Materials provided -
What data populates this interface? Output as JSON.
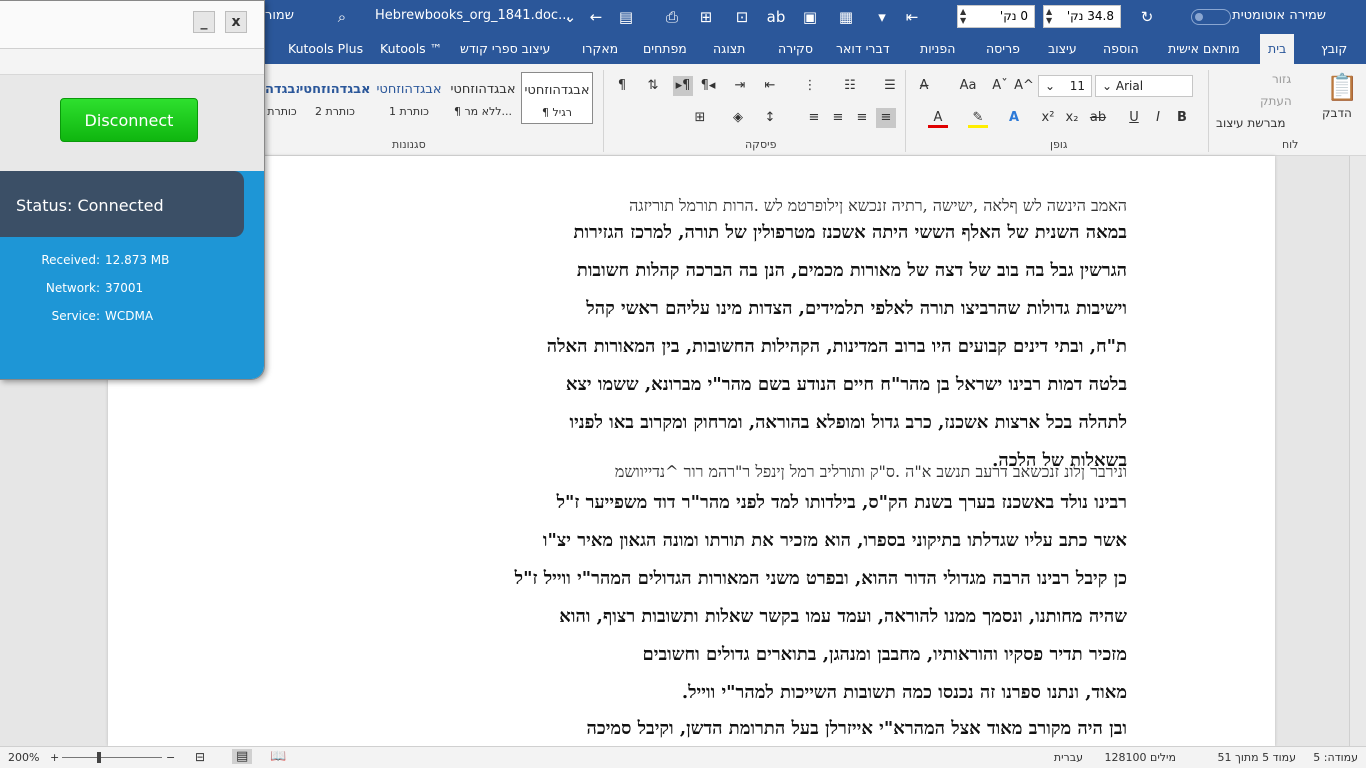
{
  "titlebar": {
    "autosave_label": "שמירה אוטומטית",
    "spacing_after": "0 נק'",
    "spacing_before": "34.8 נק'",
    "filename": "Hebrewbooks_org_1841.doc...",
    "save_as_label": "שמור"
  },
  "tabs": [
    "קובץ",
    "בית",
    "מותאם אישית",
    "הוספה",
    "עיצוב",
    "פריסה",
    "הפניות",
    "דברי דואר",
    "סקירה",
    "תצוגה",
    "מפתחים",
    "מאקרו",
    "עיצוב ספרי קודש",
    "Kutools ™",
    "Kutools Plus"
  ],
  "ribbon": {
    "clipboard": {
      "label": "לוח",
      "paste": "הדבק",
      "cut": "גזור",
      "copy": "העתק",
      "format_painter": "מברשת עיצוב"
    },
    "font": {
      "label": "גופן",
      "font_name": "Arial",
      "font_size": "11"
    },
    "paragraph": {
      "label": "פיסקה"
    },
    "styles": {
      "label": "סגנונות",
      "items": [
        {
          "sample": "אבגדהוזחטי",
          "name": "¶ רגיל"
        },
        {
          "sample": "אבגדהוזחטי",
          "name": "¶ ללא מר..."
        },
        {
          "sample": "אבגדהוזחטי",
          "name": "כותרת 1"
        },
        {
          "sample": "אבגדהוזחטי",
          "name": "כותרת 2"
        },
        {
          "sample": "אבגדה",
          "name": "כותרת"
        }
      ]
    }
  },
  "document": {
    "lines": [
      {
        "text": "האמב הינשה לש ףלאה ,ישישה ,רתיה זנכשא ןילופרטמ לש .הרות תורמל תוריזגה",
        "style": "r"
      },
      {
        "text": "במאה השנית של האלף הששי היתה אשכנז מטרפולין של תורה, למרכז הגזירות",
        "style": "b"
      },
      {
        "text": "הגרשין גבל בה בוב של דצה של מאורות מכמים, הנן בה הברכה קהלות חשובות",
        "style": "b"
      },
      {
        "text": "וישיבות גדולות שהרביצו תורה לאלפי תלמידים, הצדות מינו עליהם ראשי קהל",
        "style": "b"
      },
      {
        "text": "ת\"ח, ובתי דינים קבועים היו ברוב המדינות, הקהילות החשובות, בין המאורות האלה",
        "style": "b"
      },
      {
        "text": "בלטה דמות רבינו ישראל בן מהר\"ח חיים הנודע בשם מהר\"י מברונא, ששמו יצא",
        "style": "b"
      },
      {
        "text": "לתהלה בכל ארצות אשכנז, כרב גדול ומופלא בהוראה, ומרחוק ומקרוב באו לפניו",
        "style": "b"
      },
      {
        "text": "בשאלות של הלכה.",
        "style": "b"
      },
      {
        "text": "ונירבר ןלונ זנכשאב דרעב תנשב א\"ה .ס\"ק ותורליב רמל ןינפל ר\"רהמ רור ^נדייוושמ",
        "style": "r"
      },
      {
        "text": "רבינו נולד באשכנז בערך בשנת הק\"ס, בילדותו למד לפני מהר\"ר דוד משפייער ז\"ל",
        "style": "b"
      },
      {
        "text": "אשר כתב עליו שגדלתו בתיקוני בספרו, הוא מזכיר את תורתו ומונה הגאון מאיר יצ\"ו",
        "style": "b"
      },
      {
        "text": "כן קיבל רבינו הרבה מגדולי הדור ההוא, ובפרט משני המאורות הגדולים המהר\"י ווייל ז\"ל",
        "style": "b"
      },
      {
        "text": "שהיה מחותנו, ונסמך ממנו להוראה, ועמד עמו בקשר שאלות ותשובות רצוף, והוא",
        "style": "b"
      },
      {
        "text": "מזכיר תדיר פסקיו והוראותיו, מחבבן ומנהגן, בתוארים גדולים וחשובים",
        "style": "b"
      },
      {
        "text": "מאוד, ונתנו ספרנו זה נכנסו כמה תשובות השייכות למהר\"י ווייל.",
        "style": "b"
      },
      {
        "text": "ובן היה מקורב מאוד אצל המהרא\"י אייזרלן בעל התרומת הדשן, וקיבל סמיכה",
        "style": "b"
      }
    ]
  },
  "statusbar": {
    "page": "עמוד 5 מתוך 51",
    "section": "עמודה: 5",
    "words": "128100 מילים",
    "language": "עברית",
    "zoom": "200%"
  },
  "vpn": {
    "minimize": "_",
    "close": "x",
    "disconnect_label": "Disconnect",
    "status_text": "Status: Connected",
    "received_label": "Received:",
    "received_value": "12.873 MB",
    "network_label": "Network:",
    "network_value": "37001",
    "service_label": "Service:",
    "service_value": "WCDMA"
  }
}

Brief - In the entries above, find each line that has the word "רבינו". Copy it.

Solution to this problem -
        "text": "בלטה דמות רבינו ישראל בן מהר\"ח חיים הנודע בשם מהר\"י מברונא, ששמו יצא",
        "text": "רבינו נולד באשכנז בערך בשנת הק\"ס, בילדותו למד לפני מהר\"ר דוד משפייער ז\"ל",
        "text": "כן קיבל רבינו הרבה מגדולי הדור ההוא, ובפרט משני המאורות הגדולים המהר\"י ווייל ז\"ל",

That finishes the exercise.